But look what Jesus has done in this parable: he has totally reframed the notion of sinfulness and guilt. Instead of impurity, Jesus has invented a whole new category: “lostness.”
The father, in the parable, tells the older brother what Jesus is telling the Scribes and Pharisees about the impure people he has been hanging out with:
“we had to celebrate and rejoice, [these people were] dead and have come to life; they were lost and have been found.’”
This is the third in a series of three parables of lostness and found-ness that Jesus told, according to Luke. First was the lost sheep, found by the shepherd. Second was the lost coin, found by the woman of the house, and now the lost son, found by his welcoming father’s love and forgiveness.
What has become of his need for confession? His father interrupted his speech before he could finish it. What has become of his impurity? It is simply and completely ignored. What has become of his guilt? He is not guilty, just lost. What is the remedy? Forgiveness that needs no temple, no priest and no sacrifice.
What was the motivation of the father? It says,
“while [the returning son] was still far off, his father saw him and was filled with compassion”
The Compassionate God
What defines God’s relationship with us lost ones? Compassion. There is no judgment, no shaming, no bargaining or deal making; simply, compassion. The lost son has been found; the broken family has been restored.
This, I hope you can see, from the perspective of the tradition, is a total re-reading. Some aspects of the tradition have been destroyed. The purity pursuit has gone down in flames. But the story of the creator God, who loves all the children of the world with extravagant compassion, has been saved.
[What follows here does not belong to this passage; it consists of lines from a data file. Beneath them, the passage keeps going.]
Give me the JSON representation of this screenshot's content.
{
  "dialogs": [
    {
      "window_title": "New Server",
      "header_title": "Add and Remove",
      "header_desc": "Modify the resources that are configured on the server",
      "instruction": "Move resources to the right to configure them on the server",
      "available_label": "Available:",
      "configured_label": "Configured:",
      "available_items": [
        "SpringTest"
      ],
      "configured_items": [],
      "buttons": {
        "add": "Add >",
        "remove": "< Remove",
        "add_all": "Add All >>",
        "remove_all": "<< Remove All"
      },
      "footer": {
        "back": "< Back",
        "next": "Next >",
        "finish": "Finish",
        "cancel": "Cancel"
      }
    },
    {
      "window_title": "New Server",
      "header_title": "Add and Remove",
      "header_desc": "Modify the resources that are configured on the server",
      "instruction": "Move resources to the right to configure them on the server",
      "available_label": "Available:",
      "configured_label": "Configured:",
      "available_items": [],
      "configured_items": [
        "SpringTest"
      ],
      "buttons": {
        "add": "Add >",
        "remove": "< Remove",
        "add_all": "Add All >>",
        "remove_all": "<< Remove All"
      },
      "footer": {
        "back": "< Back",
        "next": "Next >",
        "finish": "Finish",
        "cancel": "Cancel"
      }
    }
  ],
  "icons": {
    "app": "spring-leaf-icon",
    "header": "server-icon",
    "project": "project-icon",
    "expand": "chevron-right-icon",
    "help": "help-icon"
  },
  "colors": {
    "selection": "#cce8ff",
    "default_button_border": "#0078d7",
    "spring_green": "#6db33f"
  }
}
“If tradition is changed, it may be destroyed. If tradition is not changed, it will be destroyed.”
Why it Matters
So there are two ways this story matters to us. First, it has to be the story we tell ourselves about ourselves. What is our truest self? Sinners? No, our truest selves are children, loved extravagantly by a compassionate God. Do we get lost from time to time? Of course we do. But when we are ready to come back home, we will be welcomed with open arms.
Second, this changes how we see others. Some folks are still in a lost condition. Are they “sinners in the hands of an angry God”? No. They are lost ones that need to come home to love.
This new perspective has radical implications. Who are the “prodigals” of our times? Who are the impure, dishonorable ones in our culture? Unfortunately, many people are, but chief among them are former convicts, especially convicted felons.
Our culture has made it nearly impossible for them to get any but the lowest paying jobs. After serving their sentences, we make them pay fees and fines, court costs and reparations, and if they cannot, then, in states like ours, neither can they vote.
For all kinds of reasons, most of them completely unjust, there are a disproportionate number of people of color who are convicted felons who are not able to vote. You can make up your own mind if this is accidental or not, but that is our society. It looks very much like a society of older brothers and their wagging fingers.
I do not believe Jesus would treat convicted felons the way our society does. Therefore, I feel called to work to undo some of the built-in, systemic injustices that cause so much harm.
Yes, there are people who have gotten themselves lost along the way, but there is also the possibility of redemption. As a Christian, I feel called to believe in redemption. Justice does not have to be merely retributive; justice can be restorative when we, like God, have compassion.
[ For further reading on the subject of our criminal justice system and its effects on people, from a Christian perspective, I recommend Rethinking Incarceration: advocating for justice that restores, by Dominique DuBois Gilliard. I supplied the link, but consider shopping local. ]